January is a spectacular month with misty sunrises and fluorescent yellow mustard fields surrounding the house.
We had good rain on December 31st, which delayed the need to water our wheat by two weeks. We built a worm bed using bricks without mortar this time for our vermicompost for the vegetables. It is filled with layers of chaff and cow dung and watered daily. The experimental wheat can be seen in the background to the left of the mustard; one–half of this wheat sown with DAP chemical fertiliser mysteriously produced a good crop of mustard as well as the wheat. We can only assume that the DAP had been left over from the mustard sowing and contained the tiny black seeds. The mustard had to be hand weeded out.

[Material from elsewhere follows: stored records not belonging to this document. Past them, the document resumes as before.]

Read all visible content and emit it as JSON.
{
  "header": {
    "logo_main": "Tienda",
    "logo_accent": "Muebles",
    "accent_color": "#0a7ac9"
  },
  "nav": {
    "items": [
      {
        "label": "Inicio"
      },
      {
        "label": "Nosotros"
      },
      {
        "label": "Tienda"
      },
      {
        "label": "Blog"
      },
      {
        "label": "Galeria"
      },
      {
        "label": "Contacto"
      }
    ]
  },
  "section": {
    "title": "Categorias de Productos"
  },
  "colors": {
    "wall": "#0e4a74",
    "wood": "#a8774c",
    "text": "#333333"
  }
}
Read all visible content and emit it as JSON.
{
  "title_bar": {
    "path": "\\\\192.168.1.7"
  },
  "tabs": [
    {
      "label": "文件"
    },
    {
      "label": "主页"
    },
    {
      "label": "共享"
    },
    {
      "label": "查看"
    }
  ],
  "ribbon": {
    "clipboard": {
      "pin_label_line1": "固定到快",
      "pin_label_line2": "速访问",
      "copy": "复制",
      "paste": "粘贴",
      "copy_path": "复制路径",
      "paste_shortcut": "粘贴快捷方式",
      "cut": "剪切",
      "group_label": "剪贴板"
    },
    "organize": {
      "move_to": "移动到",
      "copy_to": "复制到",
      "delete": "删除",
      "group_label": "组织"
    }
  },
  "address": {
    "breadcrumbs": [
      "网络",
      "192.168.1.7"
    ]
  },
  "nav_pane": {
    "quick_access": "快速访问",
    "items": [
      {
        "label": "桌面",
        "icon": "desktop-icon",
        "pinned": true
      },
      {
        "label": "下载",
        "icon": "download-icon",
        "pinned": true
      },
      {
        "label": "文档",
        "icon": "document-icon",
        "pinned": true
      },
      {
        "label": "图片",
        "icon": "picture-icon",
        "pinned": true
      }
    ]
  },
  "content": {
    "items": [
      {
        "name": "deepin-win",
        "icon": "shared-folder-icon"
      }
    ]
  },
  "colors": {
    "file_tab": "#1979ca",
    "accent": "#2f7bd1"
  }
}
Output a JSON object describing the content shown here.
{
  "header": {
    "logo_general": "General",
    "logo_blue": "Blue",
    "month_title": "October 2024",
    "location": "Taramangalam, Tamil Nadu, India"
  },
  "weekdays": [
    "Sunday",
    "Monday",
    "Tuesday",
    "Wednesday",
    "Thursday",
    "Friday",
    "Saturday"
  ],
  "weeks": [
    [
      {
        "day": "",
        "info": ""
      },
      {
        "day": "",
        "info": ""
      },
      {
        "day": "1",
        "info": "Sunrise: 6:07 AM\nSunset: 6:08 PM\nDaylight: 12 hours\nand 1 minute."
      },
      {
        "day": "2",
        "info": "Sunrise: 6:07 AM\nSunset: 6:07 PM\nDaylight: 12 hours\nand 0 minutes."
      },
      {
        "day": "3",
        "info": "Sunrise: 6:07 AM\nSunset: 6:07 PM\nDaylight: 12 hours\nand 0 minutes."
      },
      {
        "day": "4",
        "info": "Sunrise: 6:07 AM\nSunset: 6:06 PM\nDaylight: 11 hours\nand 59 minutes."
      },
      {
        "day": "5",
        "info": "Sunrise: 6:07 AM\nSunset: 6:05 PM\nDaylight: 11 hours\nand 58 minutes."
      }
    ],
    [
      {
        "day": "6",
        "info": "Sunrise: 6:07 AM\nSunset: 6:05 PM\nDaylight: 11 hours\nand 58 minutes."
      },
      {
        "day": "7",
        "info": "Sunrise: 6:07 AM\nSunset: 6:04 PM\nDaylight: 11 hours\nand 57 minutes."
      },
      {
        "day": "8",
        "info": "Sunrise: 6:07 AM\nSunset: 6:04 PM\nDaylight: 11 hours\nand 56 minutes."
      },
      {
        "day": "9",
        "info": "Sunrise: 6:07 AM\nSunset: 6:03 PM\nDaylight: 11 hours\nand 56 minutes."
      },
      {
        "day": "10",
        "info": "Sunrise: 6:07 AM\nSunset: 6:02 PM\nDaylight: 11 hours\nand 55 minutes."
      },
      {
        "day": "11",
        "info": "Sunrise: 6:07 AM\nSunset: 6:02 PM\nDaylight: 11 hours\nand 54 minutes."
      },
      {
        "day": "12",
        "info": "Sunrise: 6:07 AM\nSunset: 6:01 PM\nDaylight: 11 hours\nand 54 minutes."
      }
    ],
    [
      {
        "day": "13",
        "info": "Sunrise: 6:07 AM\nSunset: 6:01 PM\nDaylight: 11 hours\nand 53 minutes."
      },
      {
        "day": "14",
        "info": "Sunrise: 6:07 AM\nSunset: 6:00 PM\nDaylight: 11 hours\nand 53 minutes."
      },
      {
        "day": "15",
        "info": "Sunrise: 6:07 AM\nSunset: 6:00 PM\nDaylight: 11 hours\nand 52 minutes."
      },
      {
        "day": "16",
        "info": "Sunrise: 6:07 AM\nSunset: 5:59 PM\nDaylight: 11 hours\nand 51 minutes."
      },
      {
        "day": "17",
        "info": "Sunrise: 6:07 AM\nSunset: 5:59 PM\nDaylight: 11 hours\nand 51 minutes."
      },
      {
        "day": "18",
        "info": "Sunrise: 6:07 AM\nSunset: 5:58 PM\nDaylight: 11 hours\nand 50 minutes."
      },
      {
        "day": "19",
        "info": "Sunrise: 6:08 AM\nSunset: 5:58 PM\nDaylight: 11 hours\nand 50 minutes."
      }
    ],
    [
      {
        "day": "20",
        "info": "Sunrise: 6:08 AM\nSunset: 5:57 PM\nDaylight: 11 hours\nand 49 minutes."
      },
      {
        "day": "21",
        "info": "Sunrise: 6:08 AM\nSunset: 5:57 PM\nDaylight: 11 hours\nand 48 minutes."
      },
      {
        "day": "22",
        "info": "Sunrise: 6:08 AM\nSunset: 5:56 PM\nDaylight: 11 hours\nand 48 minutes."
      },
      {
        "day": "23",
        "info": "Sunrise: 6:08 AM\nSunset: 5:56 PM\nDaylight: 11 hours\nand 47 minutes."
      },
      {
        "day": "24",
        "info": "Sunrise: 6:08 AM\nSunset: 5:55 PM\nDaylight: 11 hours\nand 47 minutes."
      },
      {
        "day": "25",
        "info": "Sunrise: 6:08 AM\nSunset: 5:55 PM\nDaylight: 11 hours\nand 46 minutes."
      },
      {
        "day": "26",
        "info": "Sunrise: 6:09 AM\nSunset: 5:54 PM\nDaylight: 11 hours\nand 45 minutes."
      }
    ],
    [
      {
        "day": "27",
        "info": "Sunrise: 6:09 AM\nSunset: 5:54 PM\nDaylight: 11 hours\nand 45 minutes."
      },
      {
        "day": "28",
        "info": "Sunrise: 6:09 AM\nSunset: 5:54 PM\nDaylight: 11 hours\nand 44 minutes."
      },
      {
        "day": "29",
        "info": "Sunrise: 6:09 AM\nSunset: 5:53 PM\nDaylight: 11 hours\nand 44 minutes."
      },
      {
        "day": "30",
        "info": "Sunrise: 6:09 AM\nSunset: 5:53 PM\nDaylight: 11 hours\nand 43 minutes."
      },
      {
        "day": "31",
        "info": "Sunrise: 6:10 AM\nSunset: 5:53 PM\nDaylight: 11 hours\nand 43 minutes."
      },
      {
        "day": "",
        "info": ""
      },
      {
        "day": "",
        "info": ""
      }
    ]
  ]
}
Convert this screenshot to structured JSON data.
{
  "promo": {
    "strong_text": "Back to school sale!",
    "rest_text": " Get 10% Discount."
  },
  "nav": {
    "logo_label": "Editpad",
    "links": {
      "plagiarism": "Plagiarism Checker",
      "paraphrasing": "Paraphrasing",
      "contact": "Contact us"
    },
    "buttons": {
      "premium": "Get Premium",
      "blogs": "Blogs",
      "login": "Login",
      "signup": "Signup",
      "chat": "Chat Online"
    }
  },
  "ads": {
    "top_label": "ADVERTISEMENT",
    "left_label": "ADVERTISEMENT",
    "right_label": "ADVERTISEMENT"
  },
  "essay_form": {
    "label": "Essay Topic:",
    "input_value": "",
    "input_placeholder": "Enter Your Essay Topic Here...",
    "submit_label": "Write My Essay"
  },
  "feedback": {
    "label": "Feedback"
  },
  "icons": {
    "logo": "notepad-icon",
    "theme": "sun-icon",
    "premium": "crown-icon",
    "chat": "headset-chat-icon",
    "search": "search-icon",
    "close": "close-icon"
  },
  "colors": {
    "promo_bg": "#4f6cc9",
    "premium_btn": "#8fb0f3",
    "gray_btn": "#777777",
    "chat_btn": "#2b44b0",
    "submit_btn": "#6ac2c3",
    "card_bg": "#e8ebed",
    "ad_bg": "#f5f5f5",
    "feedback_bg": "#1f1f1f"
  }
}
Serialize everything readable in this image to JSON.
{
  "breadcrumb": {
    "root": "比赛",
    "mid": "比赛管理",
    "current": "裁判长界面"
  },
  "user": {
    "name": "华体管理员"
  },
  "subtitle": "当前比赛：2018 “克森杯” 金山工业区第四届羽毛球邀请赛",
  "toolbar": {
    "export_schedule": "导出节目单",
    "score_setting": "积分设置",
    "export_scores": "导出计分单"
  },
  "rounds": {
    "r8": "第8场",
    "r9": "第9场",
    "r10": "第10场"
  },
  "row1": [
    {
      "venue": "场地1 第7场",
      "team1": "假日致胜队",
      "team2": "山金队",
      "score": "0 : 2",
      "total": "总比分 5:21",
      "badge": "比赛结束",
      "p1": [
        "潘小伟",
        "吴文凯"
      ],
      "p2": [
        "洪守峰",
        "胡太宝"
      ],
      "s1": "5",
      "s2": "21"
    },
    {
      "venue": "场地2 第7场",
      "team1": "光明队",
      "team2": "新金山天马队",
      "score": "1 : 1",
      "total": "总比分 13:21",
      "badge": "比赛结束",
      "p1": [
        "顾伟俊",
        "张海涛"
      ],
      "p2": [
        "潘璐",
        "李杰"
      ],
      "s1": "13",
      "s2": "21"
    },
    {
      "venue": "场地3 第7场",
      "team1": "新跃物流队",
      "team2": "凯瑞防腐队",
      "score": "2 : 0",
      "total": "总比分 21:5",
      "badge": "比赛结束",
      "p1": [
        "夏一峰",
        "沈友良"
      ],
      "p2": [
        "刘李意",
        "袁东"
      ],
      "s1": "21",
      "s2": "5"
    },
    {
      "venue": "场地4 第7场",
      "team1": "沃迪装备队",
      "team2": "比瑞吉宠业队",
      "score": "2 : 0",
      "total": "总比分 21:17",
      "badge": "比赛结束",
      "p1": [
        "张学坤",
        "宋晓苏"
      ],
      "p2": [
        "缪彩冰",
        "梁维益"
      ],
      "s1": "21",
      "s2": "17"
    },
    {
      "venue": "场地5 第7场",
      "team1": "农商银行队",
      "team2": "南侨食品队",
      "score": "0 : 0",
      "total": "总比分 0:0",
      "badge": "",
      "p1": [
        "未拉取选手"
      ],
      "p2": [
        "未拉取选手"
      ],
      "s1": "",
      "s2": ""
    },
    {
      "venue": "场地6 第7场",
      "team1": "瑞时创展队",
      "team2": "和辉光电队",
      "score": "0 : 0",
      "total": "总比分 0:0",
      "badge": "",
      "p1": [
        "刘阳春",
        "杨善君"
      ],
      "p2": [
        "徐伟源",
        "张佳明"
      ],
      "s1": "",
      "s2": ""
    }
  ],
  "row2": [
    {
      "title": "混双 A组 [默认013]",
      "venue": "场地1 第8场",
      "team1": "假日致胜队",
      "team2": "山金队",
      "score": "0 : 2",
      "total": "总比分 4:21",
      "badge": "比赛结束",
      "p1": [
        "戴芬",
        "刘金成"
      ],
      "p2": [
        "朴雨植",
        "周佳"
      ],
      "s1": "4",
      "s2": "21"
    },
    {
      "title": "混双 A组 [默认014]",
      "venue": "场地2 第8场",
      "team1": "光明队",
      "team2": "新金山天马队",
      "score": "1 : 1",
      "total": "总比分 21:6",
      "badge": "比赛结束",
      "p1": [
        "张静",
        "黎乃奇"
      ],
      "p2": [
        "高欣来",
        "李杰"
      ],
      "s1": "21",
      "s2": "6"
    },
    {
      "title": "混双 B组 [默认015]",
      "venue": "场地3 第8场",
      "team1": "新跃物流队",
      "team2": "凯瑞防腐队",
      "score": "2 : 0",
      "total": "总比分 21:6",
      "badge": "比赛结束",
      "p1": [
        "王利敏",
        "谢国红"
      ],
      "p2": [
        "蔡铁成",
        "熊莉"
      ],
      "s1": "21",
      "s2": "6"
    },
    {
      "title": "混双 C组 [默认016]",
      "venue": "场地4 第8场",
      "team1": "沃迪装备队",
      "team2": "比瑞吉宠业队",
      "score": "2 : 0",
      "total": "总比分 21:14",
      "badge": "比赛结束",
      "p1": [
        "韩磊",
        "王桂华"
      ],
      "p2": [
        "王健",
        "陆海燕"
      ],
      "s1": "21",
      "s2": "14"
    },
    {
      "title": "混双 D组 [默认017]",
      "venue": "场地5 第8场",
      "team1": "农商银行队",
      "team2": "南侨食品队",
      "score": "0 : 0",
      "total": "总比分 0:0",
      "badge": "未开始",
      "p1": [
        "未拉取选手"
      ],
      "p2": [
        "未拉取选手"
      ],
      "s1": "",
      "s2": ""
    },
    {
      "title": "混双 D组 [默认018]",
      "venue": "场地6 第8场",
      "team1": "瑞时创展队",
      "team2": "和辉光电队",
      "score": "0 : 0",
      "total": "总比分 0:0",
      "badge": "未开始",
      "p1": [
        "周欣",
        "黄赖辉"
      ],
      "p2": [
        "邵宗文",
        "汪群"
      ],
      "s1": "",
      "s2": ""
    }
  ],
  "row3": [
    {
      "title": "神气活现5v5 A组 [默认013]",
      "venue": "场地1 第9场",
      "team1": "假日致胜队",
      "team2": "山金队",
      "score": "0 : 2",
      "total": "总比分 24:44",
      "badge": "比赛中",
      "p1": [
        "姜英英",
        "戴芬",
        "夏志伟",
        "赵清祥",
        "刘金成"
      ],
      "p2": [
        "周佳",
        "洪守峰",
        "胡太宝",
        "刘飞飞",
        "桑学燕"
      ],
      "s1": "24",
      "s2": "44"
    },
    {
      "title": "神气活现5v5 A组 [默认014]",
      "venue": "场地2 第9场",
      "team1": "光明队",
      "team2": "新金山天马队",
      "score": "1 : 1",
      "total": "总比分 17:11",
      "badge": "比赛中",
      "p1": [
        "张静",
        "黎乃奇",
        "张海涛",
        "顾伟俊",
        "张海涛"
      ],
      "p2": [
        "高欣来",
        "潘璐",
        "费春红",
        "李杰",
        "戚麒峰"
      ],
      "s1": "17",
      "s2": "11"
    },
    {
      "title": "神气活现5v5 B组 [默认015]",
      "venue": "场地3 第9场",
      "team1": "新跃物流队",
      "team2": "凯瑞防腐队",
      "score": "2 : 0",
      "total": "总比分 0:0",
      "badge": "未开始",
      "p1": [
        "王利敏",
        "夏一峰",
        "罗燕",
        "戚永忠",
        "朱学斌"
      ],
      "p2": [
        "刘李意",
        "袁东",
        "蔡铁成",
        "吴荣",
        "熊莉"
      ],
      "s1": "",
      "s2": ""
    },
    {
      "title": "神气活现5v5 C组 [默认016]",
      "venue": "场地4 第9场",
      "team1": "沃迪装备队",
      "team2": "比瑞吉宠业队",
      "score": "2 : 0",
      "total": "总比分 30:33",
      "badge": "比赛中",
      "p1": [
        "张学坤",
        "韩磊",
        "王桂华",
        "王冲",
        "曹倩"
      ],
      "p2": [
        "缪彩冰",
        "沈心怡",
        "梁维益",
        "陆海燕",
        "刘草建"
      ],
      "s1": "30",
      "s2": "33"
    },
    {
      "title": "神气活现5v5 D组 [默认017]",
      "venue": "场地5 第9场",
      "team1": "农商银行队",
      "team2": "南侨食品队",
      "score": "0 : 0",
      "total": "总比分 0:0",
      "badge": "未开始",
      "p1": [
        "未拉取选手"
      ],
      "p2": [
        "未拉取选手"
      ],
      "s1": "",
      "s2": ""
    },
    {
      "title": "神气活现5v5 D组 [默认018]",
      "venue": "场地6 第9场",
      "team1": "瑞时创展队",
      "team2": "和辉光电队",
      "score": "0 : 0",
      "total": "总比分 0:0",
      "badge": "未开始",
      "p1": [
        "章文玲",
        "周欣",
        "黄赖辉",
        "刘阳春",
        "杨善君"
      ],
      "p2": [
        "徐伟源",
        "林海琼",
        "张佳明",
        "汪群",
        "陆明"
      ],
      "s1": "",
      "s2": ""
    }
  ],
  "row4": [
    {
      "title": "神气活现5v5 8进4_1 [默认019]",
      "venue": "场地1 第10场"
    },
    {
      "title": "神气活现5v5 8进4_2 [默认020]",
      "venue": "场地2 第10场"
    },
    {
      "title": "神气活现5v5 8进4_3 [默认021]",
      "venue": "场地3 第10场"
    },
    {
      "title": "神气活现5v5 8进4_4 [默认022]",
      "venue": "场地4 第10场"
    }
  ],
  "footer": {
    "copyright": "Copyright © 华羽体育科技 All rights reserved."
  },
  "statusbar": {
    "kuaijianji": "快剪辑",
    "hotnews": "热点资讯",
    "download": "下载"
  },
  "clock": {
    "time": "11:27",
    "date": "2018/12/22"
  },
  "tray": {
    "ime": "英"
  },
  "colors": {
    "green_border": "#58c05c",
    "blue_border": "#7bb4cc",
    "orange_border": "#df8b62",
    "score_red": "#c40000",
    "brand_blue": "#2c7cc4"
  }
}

These children were given four days off school by the district Collector as he judged the unheated classrooms were too cold for the pupils. During their holidays they chose to join their relatives in the sunny fields, weeding out the mustard from the wheat field – no forced child labour this.
Tigger, our male dog, was attacked by two stray dogs this year and is confined to the house while his wounds heal. He wears a blue bucket contraption around his neck to stop him from licking the medicine from his wounds (also see January ’11 archive). Misty is expecting her first puppies on February 25th. They will be ¾ Fox Terrier and ¼ German Shepherd.
An innovation by our electricity board to cut delivery costs is this hand held ‘spot billing machine.’ The meter reader taps in the reading and the bill emerges like an old–fashioned bus ticket, only longer. An estimated meter reading is issued if the meter reader cannot reach the meter in the fields because he did not bring his ladder, or if there is a power cut at the time which means the digital meter is out. Indeed there is the possibility of an understanding with the farmer to underestimate till after the harvest.